I very much enjoyed reading this elegantly told and illustrated little story, and look foarward to testing it out on Hodmandod Major's Majorette next time I see her.  (Being half-French she has tried the national delicacy, but seemed to be repulsed by the experience. Quite right too: snails are not for eating. )

Saturday, April 08, 2017

Learning Supplements

I am still here.  Unfortunately, the blogging has taken a bit of a bashing due to my signing on to my courses at Future Learn.  Within an hour or two of starting all other life was abandoned.

So, a few weeks later, I have completed the History of Portus from Southampton University,
The Future of Genomics with St George's Hospital, and soon I'll have finished
A Virtual Map of Ancient Rome with Reading University, and Reading in a Digital Age from the University of Basel.

These, of course, have had to be supplemented with some auspicious reading.
The Future of Genomics goes very well with the new paperback edition of The Gene by Siddhartha Mukherjee
The courses on Rome and Portus have encouraged me to download the audio version of SPQR by Mary Beard (although I now feel I need to pick up the print version of this book from my bookshelf too).
While Reading in a Digital Age introduced me (via a fellow student's reference to a newspaper article) to  The Elements of Eloquence by Mark Forsyth.

I told myself this will be enough.  Time to move on and write that novel or at least make a start.  But somehow I've found myself enlisting for just one more.  And just a few others.

Friday, February 24, 2017

My Sit Stand Desking.

My new study is taking shape: bookshelves made for me by a local wardrobe manufacturer, and then a wardrobe doubling for the occasional guest, but mainly containing shelving for my stationery.

I am particularly pleased with my new (to me) desk bought from a used office furniture place.  It not only fits into the space we left for it (phew!), but is also height-adjustable so that for the first time ever I have a desk at the correct height for my (almost) 5'3'' frame.  My feet are flat on the floor!  My elbows are at desk height, and the top part of my screen is at eye-level.
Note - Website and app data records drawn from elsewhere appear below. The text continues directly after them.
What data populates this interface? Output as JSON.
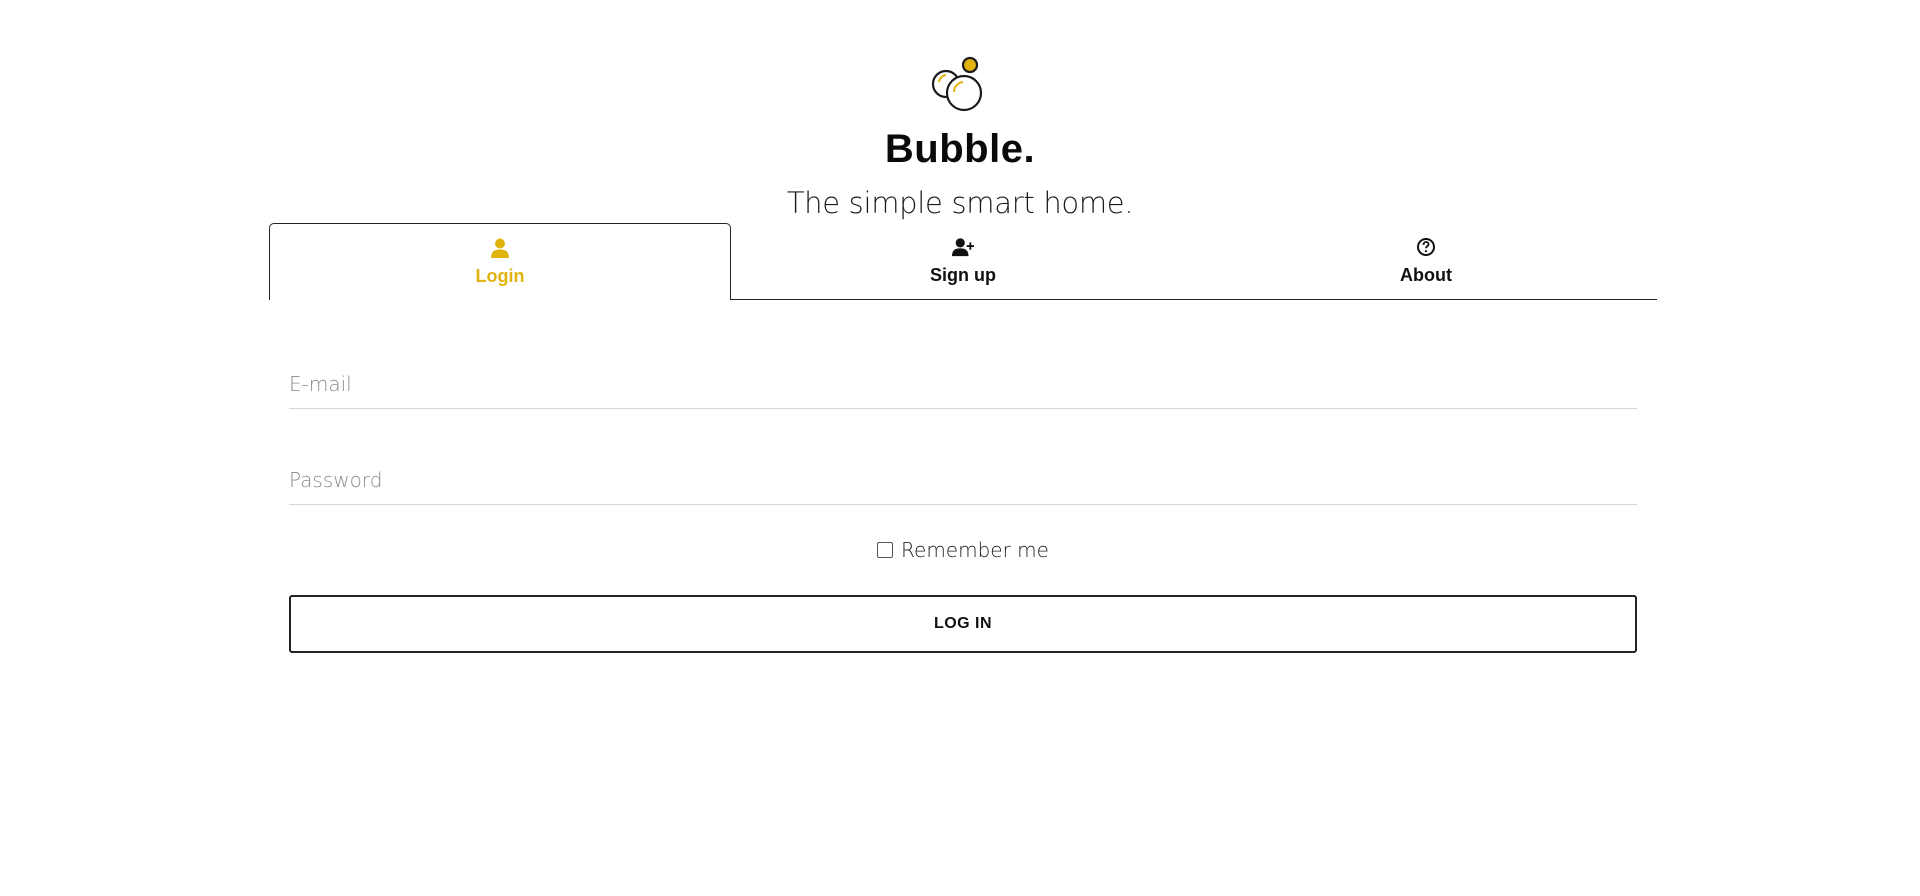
{
  "brand": {
    "title": "Bubble.",
    "tagline": "The simple smart home.",
    "logo_icon": "bubbles-logo-icon",
    "accent_color": "#e0b40c"
  },
  "tabs": [
    {
      "label": "Login",
      "icon": "user-icon",
      "active": true
    },
    {
      "label": "Sign up",
      "icon": "user-plus-icon",
      "active": false
    },
    {
      "label": "About",
      "icon": "question-circle-icon",
      "active": false
    }
  ],
  "form": {
    "email_placeholder": "E-mail",
    "email_value": "",
    "password_placeholder": "Password",
    "password_value": "",
    "remember_label": "Remember me",
    "remember_checked": false,
    "submit_label": "LOG IN"
  }
}
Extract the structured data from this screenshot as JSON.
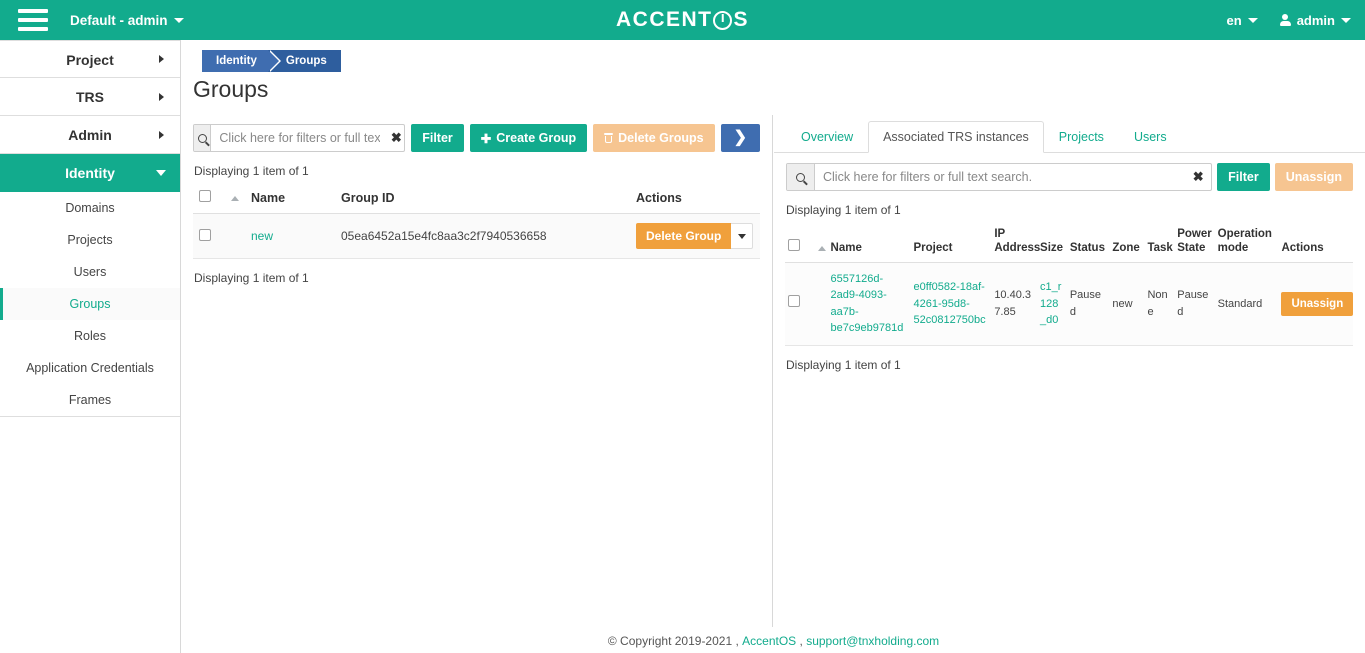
{
  "topbar": {
    "menu_icon": "hamburger-icon",
    "context_label": "Default - admin",
    "logo_part1": "ACCENT",
    "logo_part2": "S",
    "language": "en",
    "user": "admin"
  },
  "sidebar": {
    "top_items": [
      {
        "label": "Project",
        "active": false
      },
      {
        "label": "TRS",
        "active": false
      },
      {
        "label": "Admin",
        "active": false
      },
      {
        "label": "Identity",
        "active": true
      }
    ],
    "sub_items": [
      {
        "label": "Domains",
        "selected": false
      },
      {
        "label": "Projects",
        "selected": false
      },
      {
        "label": "Users",
        "selected": false
      },
      {
        "label": "Groups",
        "selected": true
      },
      {
        "label": "Roles",
        "selected": false
      },
      {
        "label": "Application Credentials",
        "selected": false
      },
      {
        "label": "Frames",
        "selected": false
      }
    ]
  },
  "breadcrumb": {
    "crumb1": "Identity",
    "crumb2": "Groups"
  },
  "page_title": "Groups",
  "left_panel": {
    "search_placeholder": "Click here for filters or full text search.",
    "search_value": "",
    "clear_icon": "clear-x-icon",
    "buttons": {
      "filter": "Filter",
      "create_group": "Create Group",
      "delete_groups": "Delete Groups",
      "next": "❯"
    },
    "count_top": "Displaying 1 item of 1",
    "count_bottom": "Displaying 1 item of 1",
    "columns": [
      "Name",
      "Group ID",
      "Actions"
    ],
    "rows": [
      {
        "name": "new",
        "group_id": "05ea6452a15e4fc8aa3c2f7940536658",
        "action_label": "Delete Group"
      }
    ]
  },
  "right_panel": {
    "tabs": [
      {
        "label": "Overview",
        "active": false
      },
      {
        "label": "Associated TRS instances",
        "active": true
      },
      {
        "label": "Projects",
        "active": false
      },
      {
        "label": "Users",
        "active": false
      }
    ],
    "search_placeholder": "Click here for filters or full text search.",
    "search_value": "",
    "buttons": {
      "filter": "Filter",
      "unassign": "Unassign"
    },
    "count_top": "Displaying 1 item of 1",
    "count_bottom": "Displaying 1 item of 1",
    "columns": [
      "Name",
      "Project",
      "IP Address",
      "Size",
      "Status",
      "Zone",
      "Task",
      "Power State",
      "Operation mode",
      "Actions"
    ],
    "rows": [
      {
        "name": "6557126d-2ad9-4093-aa7b-be7c9eb9781d",
        "project": "e0ff0582-18af-4261-95d8-52c0812750bc",
        "ip_address": "10.40.37.85",
        "size": "c1_r128_d0",
        "status": "Paused",
        "zone": "new",
        "task": "None",
        "power_state": "Paused",
        "operation_mode": "Standard",
        "action_label": "Unassign"
      }
    ]
  },
  "footer": {
    "copyright": "© Copyright 2019-2021 ,",
    "brand": "AccentOS",
    "separator": ",",
    "email": "support@tnxholding.com"
  },
  "colors": {
    "brand_green": "#12ab8d",
    "breadcrumb_blue": "#3f6db0",
    "breadcrumb_blue_dark": "#2e5e9e",
    "orange": "#f0a03c",
    "orange_pale": "#f6c591"
  }
}
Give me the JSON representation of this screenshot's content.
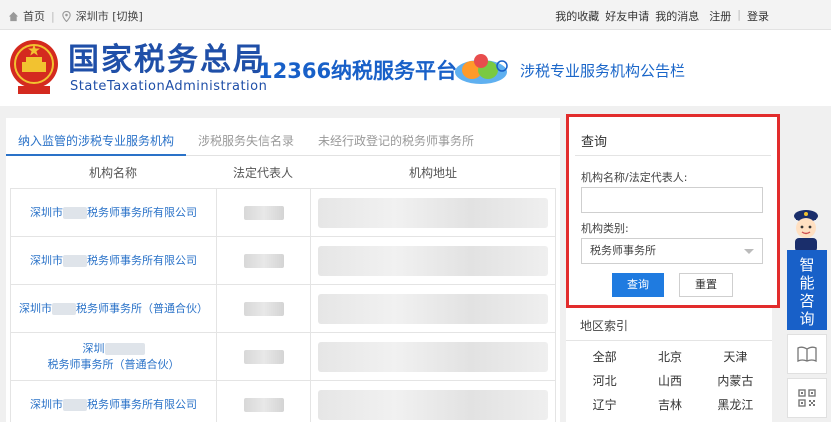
{
  "topbar": {
    "home": "首页",
    "city": "深圳市 [切换]",
    "links": [
      "我的收藏",
      "好友申请",
      "我的消息",
      "注册",
      "登录"
    ]
  },
  "header": {
    "brand_cn": "国家税务总局",
    "brand_en": "StateTaxationAdministration",
    "platform": "12366纳税服务平台",
    "board_title": "涉税专业服务机构公告栏"
  },
  "tabs": [
    "纳入监管的涉税专业服务机构",
    "涉税服务失信名录",
    "未经行政登记的税务师事务所"
  ],
  "active_tab": 0,
  "table": {
    "headers": [
      "机构名称",
      "法定代表人",
      "机构地址"
    ],
    "rows": [
      {
        "prefix": "深圳市",
        "suffix": "税务师事务所有限公司"
      },
      {
        "prefix": "深圳市",
        "suffix": "税务师事务所有限公司"
      },
      {
        "prefix": "深圳市",
        "suffix": "税务师事务所（普通合伙）"
      },
      {
        "prefix": "深圳",
        "suffix": "税务师事务所（普通合伙）"
      },
      {
        "prefix": "深圳市",
        "suffix": "税务师事务所有限公司"
      }
    ]
  },
  "query": {
    "title": "查询",
    "name_label": "机构名称/法定代表人:",
    "name_value": "",
    "type_label": "机构类别:",
    "type_value": "税务师事务所",
    "search_btn": "查询",
    "reset_btn": "重置"
  },
  "region": {
    "title": "地区索引",
    "items": [
      "全部",
      "北京",
      "天津",
      "河北",
      "山西",
      "内蒙古",
      "辽宁",
      "吉林",
      "黑龙江"
    ]
  },
  "side": {
    "ai_label": "智能咨询"
  },
  "colors": {
    "brand_blue": "#1f4fa8",
    "link_blue": "#2a72c8",
    "button_blue": "#1f7be0",
    "highlight_red": "#e22c2c"
  }
}
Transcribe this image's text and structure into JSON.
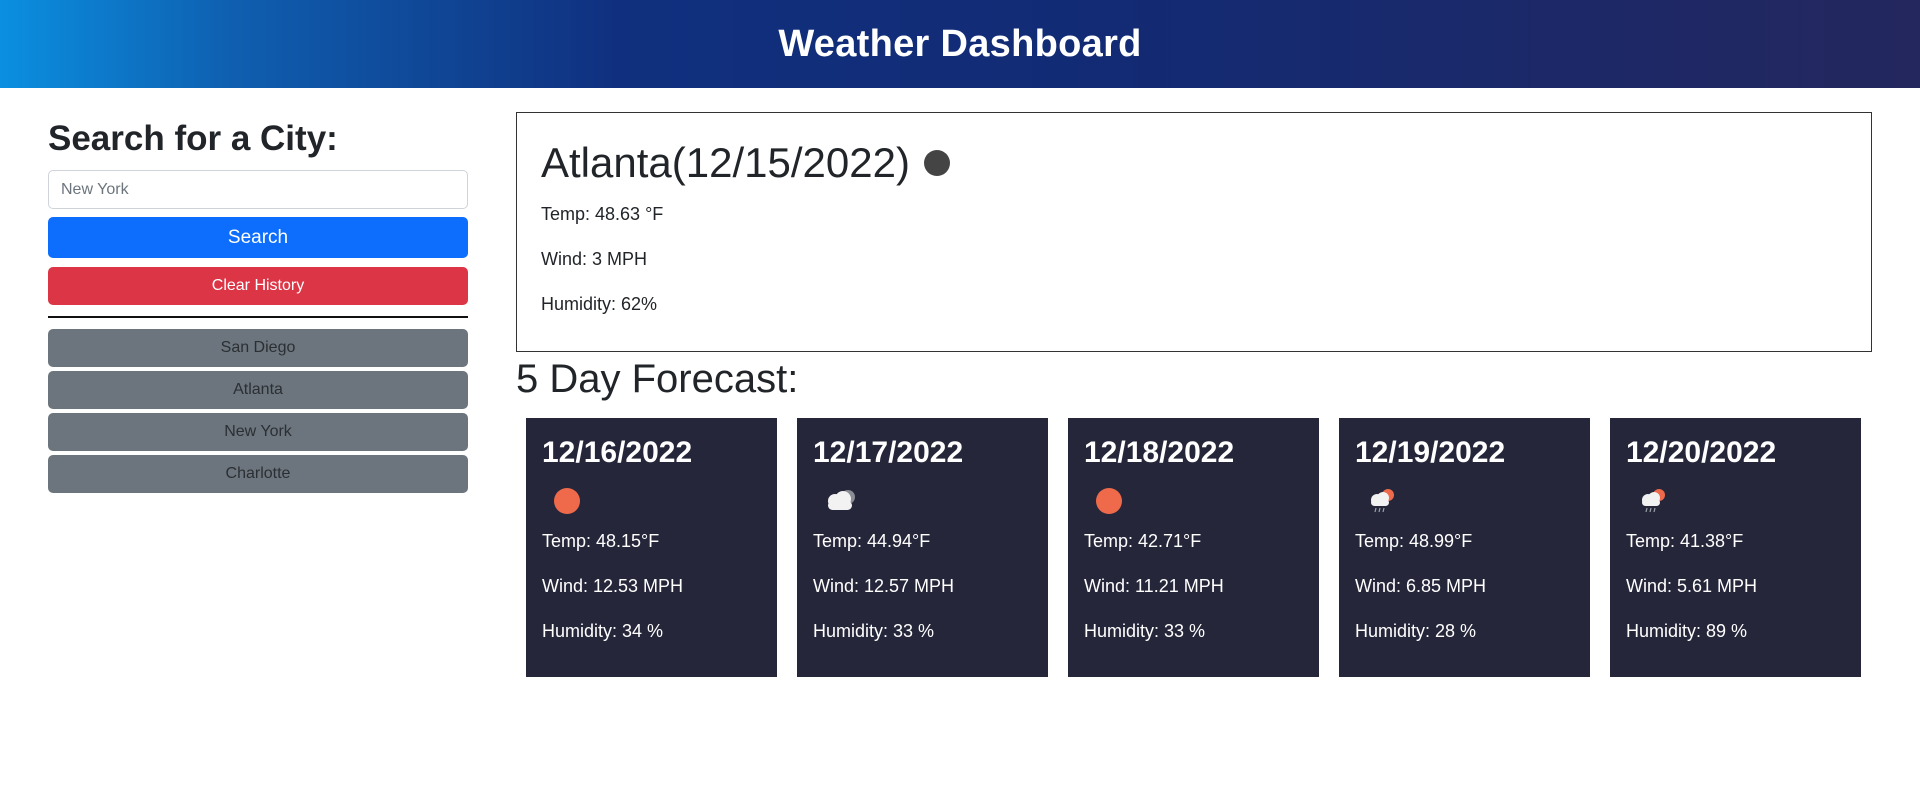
{
  "header": {
    "title": "Weather Dashboard"
  },
  "sidebar": {
    "heading": "Search for a City:",
    "search_placeholder": "New York",
    "search_label": "Search",
    "clear_label": "Clear History",
    "history": [
      "San Diego",
      "Atlanta",
      "New York",
      "Charlotte"
    ]
  },
  "current": {
    "title": "Atlanta(12/15/2022)",
    "icon": "dark-dot-icon",
    "temp": "Temp: 48.63 °F",
    "wind": "Wind: 3 MPH",
    "humidity": "Humidity: 62%"
  },
  "forecast": {
    "heading": "5 Day Forecast:",
    "days": [
      {
        "date": "12/16/2022",
        "icon": "sun-icon",
        "temp": "Temp: 48.15°F",
        "wind": "Wind: 12.53 MPH",
        "humidity": "Humidity: 34 %"
      },
      {
        "date": "12/17/2022",
        "icon": "cloud-icon",
        "temp": "Temp: 44.94°F",
        "wind": "Wind: 12.57 MPH",
        "humidity": "Humidity: 33 %"
      },
      {
        "date": "12/18/2022",
        "icon": "sun-icon",
        "temp": "Temp: 42.71°F",
        "wind": "Wind: 11.21 MPH",
        "humidity": "Humidity: 33 %"
      },
      {
        "date": "12/19/2022",
        "icon": "rain-sun-icon",
        "temp": "Temp: 48.99°F",
        "wind": "Wind: 6.85 MPH",
        "humidity": "Humidity: 28 %"
      },
      {
        "date": "12/20/2022",
        "icon": "rain-sun-icon",
        "temp": "Temp: 41.38°F",
        "wind": "Wind: 5.61 MPH",
        "humidity": "Humidity: 89 %"
      }
    ]
  },
  "colors": {
    "primary": "#0d6efd",
    "danger": "#dc3545",
    "secondary": "#6c757d",
    "card_bg": "#25263a",
    "sun": "#ee6a4a"
  }
}
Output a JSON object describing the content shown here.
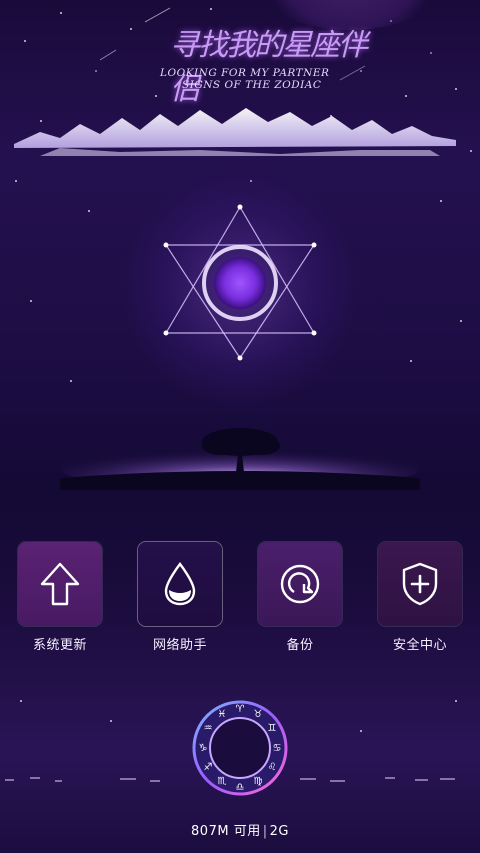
{
  "header": {
    "title_cn": "寻找我的星座伴侣",
    "title_en_line1": "LOOKING FOR MY PARTNER",
    "title_en_line2": "SIGNS OF THE ZODIAC"
  },
  "apps": [
    {
      "label": "系统更新",
      "icon": "arrow-up-icon"
    },
    {
      "label": "网络助手",
      "icon": "water-drop-icon"
    },
    {
      "label": "备份",
      "icon": "backup-icon"
    },
    {
      "label": "安全中心",
      "icon": "shield-plus-icon"
    }
  ],
  "footer": {
    "memory": "807M 可用",
    "network": "2G"
  },
  "colors": {
    "background_top": "#1a0a3a",
    "tile_purple": "#5a2273",
    "accent_glow": "#c89cf5"
  }
}
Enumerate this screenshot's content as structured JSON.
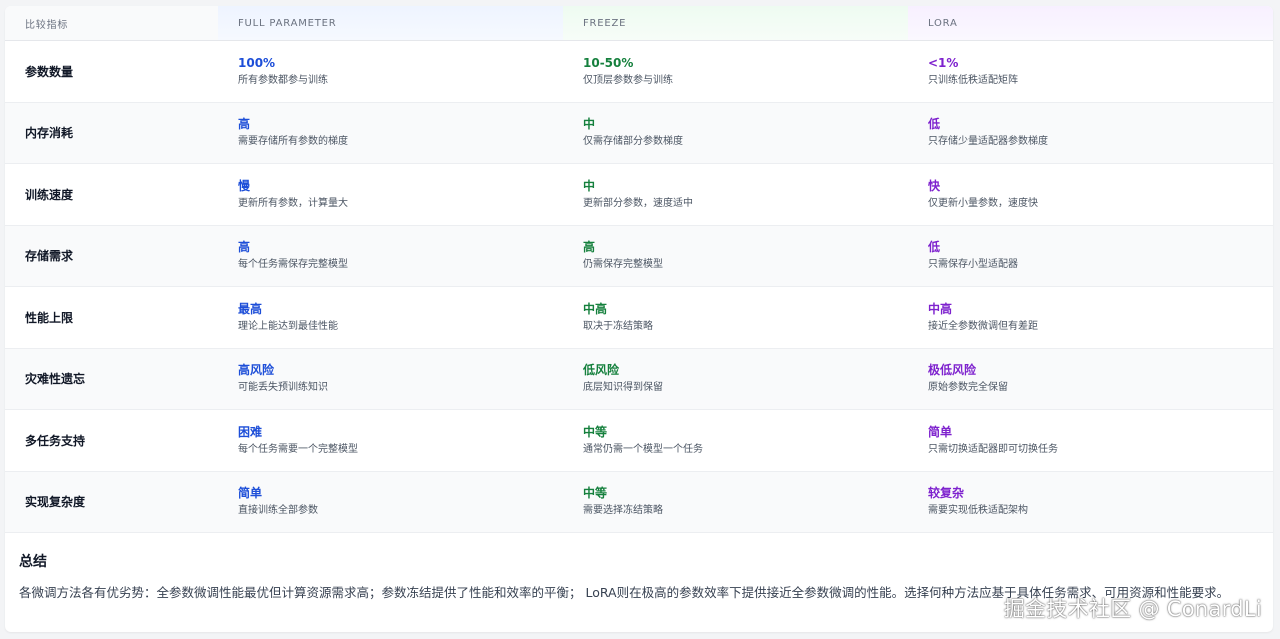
{
  "table": {
    "headers": [
      "比较指标",
      "FULL PARAMETER",
      "FREEZE",
      "LORA"
    ],
    "rows": [
      {
        "metric": "参数数量",
        "full": {
          "value": "100%",
          "desc": "所有参数都参与训练"
        },
        "freeze": {
          "value": "10-50%",
          "desc": "仅顶层参数参与训练"
        },
        "lora": {
          "value": "<1%",
          "desc": "只训练低秩适配矩阵"
        }
      },
      {
        "metric": "内存消耗",
        "full": {
          "value": "高",
          "desc": "需要存储所有参数的梯度"
        },
        "freeze": {
          "value": "中",
          "desc": "仅需存储部分参数梯度"
        },
        "lora": {
          "value": "低",
          "desc": "只存储少量适配器参数梯度"
        }
      },
      {
        "metric": "训练速度",
        "full": {
          "value": "慢",
          "desc": "更新所有参数，计算量大"
        },
        "freeze": {
          "value": "中",
          "desc": "更新部分参数，速度适中"
        },
        "lora": {
          "value": "快",
          "desc": "仅更新小量参数，速度快"
        }
      },
      {
        "metric": "存储需求",
        "full": {
          "value": "高",
          "desc": "每个任务需保存完整模型"
        },
        "freeze": {
          "value": "高",
          "desc": "仍需保存完整模型"
        },
        "lora": {
          "value": "低",
          "desc": "只需保存小型适配器"
        }
      },
      {
        "metric": "性能上限",
        "full": {
          "value": "最高",
          "desc": "理论上能达到最佳性能"
        },
        "freeze": {
          "value": "中高",
          "desc": "取决于冻结策略"
        },
        "lora": {
          "value": "中高",
          "desc": "接近全参数微调但有差距"
        }
      },
      {
        "metric": "灾难性遗忘",
        "full": {
          "value": "高风险",
          "desc": "可能丢失预训练知识"
        },
        "freeze": {
          "value": "低风险",
          "desc": "底层知识得到保留"
        },
        "lora": {
          "value": "极低风险",
          "desc": "原始参数完全保留"
        }
      },
      {
        "metric": "多任务支持",
        "full": {
          "value": "困难",
          "desc": "每个任务需要一个完整模型"
        },
        "freeze": {
          "value": "中等",
          "desc": "通常仍需一个模型一个任务"
        },
        "lora": {
          "value": "简单",
          "desc": "只需切换适配器即可切换任务"
        }
      },
      {
        "metric": "实现复杂度",
        "full": {
          "value": "简单",
          "desc": "直接训练全部参数"
        },
        "freeze": {
          "value": "中等",
          "desc": "需要选择冻结策略"
        },
        "lora": {
          "value": "较复杂",
          "desc": "需要实现低秩适配架构"
        }
      }
    ]
  },
  "summary": {
    "title": "总结",
    "text": "各微调方法各有优劣势：全参数微调性能最优但计算资源需求高；参数冻结提供了性能和效率的平衡； LoRA则在极高的参数效率下提供接近全参数微调的性能。选择何种方法应基于具体任务需求、可用资源和性能要求。"
  },
  "watermark": "掘金技术社区 @ ConardLi",
  "colors": {
    "full": "#1d4ed8",
    "freeze": "#15803d",
    "lora": "#7e22ce"
  }
}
Now that the 'sit' part is satisfactory, I am contemplating adding an adjacent 'stand' or 'walk' part so I can alternate between the two.  Instead of having a desk that adjusts up and down, I am thinking of buying a stand for another monitor (which mirrors the first) with a low-powered treadmill beneath.  Then, when my FitBit commands me to move, I can - all the time continuing with whatever I was doing at my desk.

Saturday, February 11, 2017

Snail Serum

One of my favourite parts of the Times is the conversation in 'The Lowdown'.  On Wednesday it was written by Hilary Rose on the topic of Snail Serum, and was particularly good:

'I am growing concerned about the visible signs of ageing and I am intensely gullible,' 

'Excellent.  You've come to the right beauty hall.  Might I present Madam with the latest thing in moisturisers?  It's made with snail slime.'

After establishing how the snail slime moisturiser is made, and where (Italy), the intensely gullible one is able to summarise how the different nationalities utilise the snail. 

'In England we squash them.  In France they eat them.  In Italy they smear them on their faces...'

Thus providing 'definitve proof' that 'The European project is doomed'.